▶ Exercise data:
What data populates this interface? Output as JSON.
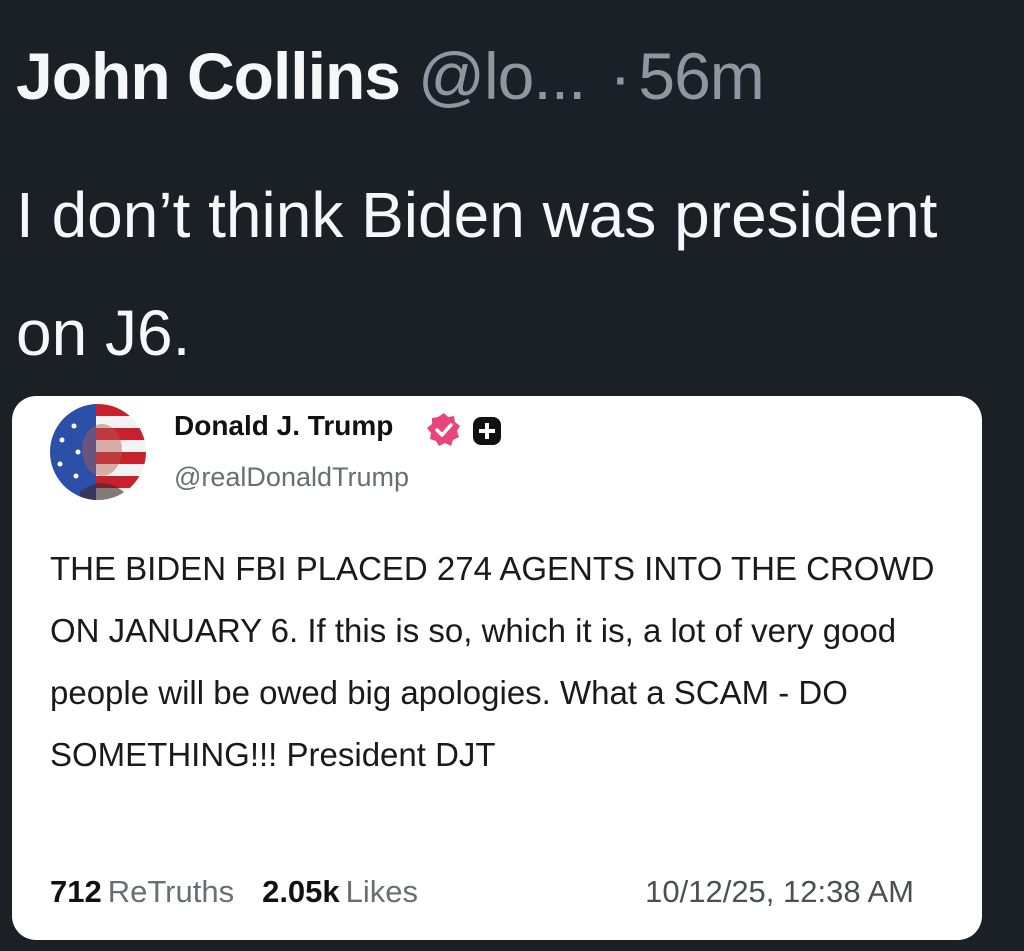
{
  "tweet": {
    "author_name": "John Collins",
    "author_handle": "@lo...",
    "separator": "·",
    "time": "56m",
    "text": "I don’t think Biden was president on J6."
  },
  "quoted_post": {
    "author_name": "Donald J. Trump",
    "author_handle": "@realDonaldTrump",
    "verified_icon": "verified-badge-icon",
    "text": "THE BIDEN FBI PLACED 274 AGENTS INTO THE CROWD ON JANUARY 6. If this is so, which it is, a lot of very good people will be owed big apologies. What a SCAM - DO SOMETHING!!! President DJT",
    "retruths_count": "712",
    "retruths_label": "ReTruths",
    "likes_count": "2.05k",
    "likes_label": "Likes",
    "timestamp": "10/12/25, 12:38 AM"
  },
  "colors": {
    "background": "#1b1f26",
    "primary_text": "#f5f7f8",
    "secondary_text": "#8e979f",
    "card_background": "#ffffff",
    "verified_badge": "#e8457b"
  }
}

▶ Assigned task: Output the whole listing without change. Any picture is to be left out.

▶ Expected output:
What data populates this interface? Output as JSON.
{
  "tweet": {
    "author_name": "John Collins",
    "author_handle": "@lo...",
    "separator": "·",
    "time": "56m",
    "text": "I don’t think Biden was president on J6."
  },
  "quoted_post": {
    "author_name": "Donald J. Trump",
    "author_handle": "@realDonaldTrump",
    "verified_icon": "verified-badge-icon",
    "text": "THE BIDEN FBI PLACED 274 AGENTS INTO THE CROWD ON JANUARY 6. If this is so, which it is, a lot of very good people will be owed big apologies. What a SCAM - DO SOMETHING!!! President DJT",
    "retruths_count": "712",
    "retruths_label": "ReTruths",
    "likes_count": "2.05k",
    "likes_label": "Likes",
    "timestamp": "10/12/25, 12:38 AM"
  },
  "colors": {
    "background": "#1b1f26",
    "primary_text": "#f5f7f8",
    "secondary_text": "#8e979f",
    "card_background": "#ffffff",
    "verified_badge": "#e8457b"
  }
}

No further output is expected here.